╭──

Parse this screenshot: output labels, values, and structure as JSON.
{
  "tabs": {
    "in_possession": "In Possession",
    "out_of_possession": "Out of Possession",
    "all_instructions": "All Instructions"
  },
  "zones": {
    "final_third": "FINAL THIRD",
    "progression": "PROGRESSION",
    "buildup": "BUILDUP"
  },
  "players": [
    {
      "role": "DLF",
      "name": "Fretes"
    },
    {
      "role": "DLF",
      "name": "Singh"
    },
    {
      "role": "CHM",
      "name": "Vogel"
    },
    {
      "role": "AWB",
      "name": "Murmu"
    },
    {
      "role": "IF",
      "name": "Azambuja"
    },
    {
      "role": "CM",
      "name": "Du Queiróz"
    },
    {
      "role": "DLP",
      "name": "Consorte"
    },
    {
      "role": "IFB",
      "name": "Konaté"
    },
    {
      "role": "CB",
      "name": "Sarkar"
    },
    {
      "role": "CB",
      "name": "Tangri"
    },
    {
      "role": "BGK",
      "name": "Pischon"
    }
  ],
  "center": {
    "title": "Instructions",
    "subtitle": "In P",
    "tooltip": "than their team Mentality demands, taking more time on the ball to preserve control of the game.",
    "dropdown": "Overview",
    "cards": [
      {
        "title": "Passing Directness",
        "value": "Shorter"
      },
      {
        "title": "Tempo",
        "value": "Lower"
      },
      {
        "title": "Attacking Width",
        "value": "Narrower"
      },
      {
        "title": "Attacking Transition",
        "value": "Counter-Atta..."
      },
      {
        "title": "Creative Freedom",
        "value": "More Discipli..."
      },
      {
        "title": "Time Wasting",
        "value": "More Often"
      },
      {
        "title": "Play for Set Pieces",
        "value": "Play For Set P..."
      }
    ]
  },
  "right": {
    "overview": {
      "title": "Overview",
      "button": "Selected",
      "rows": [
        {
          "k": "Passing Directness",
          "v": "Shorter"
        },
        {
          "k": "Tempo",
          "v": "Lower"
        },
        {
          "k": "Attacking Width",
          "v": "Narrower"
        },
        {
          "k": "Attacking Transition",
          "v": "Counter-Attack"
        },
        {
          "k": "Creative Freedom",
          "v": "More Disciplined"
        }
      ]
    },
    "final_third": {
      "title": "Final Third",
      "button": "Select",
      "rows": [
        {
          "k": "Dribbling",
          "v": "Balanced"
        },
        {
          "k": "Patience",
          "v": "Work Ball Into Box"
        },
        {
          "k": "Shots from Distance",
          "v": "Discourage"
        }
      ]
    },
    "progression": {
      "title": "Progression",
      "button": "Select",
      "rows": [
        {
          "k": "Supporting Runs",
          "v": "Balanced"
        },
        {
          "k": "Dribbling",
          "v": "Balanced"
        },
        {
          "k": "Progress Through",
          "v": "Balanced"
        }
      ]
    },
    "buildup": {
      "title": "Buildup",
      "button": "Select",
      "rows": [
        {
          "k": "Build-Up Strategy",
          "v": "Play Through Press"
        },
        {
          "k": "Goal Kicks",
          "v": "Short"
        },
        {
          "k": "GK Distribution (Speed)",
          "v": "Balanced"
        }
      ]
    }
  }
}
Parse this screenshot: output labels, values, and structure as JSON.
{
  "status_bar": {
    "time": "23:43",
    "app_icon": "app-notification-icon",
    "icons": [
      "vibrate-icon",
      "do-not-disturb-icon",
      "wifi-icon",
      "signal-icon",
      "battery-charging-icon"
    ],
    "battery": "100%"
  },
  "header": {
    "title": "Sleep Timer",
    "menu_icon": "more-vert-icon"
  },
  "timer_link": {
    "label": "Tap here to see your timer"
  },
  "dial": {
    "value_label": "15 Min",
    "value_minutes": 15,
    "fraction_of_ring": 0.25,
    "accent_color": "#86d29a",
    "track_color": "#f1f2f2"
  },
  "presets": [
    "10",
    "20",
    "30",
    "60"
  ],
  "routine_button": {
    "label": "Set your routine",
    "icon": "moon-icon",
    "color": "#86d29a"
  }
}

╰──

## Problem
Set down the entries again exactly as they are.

## Solution for this task
Parse this screenshot: output labels, values, and structure as JSON.
{
  "tabs": {
    "in_possession": "In Possession",
    "out_of_possession": "Out of Possession",
    "all_instructions": "All Instructions"
  },
  "zones": {
    "final_third": "FINAL THIRD",
    "progression": "PROGRESSION",
    "buildup": "BUILDUP"
  },
  "players": [
    {
      "role": "DLF",
      "name": "Fretes"
    },
    {
      "role": "DLF",
      "name": "Singh"
    },
    {
      "role": "CHM",
      "name": "Vogel"
    },
    {
      "role": "AWB",
      "name": "Murmu"
    },
    {
      "role": "IF",
      "name": "Azambuja"
    },
    {
      "role": "CM",
      "name": "Du Queiróz"
    },
    {
      "role": "DLP",
      "name": "Consorte"
    },
    {
      "role": "IFB",
      "name": "Konaté"
    },
    {
      "role": "CB",
      "name": "Sarkar"
    },
    {
      "role": "CB",
      "name": "Tangri"
    },
    {
      "role": "BGK",
      "name": "Pischon"
    }
  ],
  "center": {
    "title": "Instructions",
    "subtitle": "In P",
    "tooltip": "than their team Mentality demands, taking more time on the ball to preserve control of the game.",
    "dropdown": "Overview",
    "cards": [
      {
        "title": "Passing Directness",
        "value": "Shorter"
      },
      {
        "title": "Tempo",
        "value": "Lower"
      },
      {
        "title": "Attacking Width",
        "value": "Narrower"
      },
      {
        "title": "Attacking Transition",
        "value": "Counter-Atta..."
      },
      {
        "title": "Creative Freedom",
        "value": "More Discipli..."
      },
      {
        "title": "Time Wasting",
        "value": "More Often"
      },
      {
        "title": "Play for Set Pieces",
        "value": "Play For Set P..."
      }
    ]
  },
  "right": {
    "overview": {
      "title": "Overview",
      "button": "Selected",
      "rows": [
        {
          "k": "Passing Directness",
          "v": "Shorter"
        },
        {
          "k": "Tempo",
          "v": "Lower"
        },
        {
          "k": "Attacking Width",
          "v": "Narrower"
        },
        {
          "k": "Attacking Transition",
          "v": "Counter-Attack"
        },
        {
          "k": "Creative Freedom",
          "v": "More Disciplined"
        }
      ]
    },
    "final_third": {
      "title": "Final Third",
      "button": "Select",
      "rows": [
        {
          "k": "Dribbling",
          "v": "Balanced"
        },
        {
          "k": "Patience",
          "v": "Work Ball Into Box"
        },
        {
          "k": "Shots from Distance",
          "v": "Discourage"
        }
      ]
    },
    "progression": {
      "title": "Progression",
      "button": "Select",
      "rows": [
        {
          "k": "Supporting Runs",
          "v": "Balanced"
        },
        {
          "k": "Dribbling",
          "v": "Balanced"
        },
        {
          "k": "Progress Through",
          "v": "Balanced"
        }
      ]
    },
    "buildup": {
      "title": "Buildup",
      "button": "Select",
      "rows": [
        {
          "k": "Build-Up Strategy",
          "v": "Play Through Press"
        },
        {
          "k": "Goal Kicks",
          "v": "Short"
        },
        {
          "k": "GK Distribution (Speed)",
          "v": "Balanced"
        }
      ]
    }
  }
}
Parse this screenshot: output labels, values, and structure as JSON.
{
  "status_bar": {
    "time": "23:43",
    "app_icon": "app-notification-icon",
    "icons": [
      "vibrate-icon",
      "do-not-disturb-icon",
      "wifi-icon",
      "signal-icon",
      "battery-charging-icon"
    ],
    "battery": "100%"
  },
  "header": {
    "title": "Sleep Timer",
    "menu_icon": "more-vert-icon"
  },
  "timer_link": {
    "label": "Tap here to see your timer"
  },
  "dial": {
    "value_label": "15 Min",
    "value_minutes": 15,
    "fraction_of_ring": 0.25,
    "accent_color": "#86d29a",
    "track_color": "#f1f2f2"
  },
  "presets": [
    "10",
    "20",
    "30",
    "60"
  ],
  "routine_button": {
    "label": "Set your routine",
    "icon": "moon-icon",
    "color": "#86d29a"
  }
}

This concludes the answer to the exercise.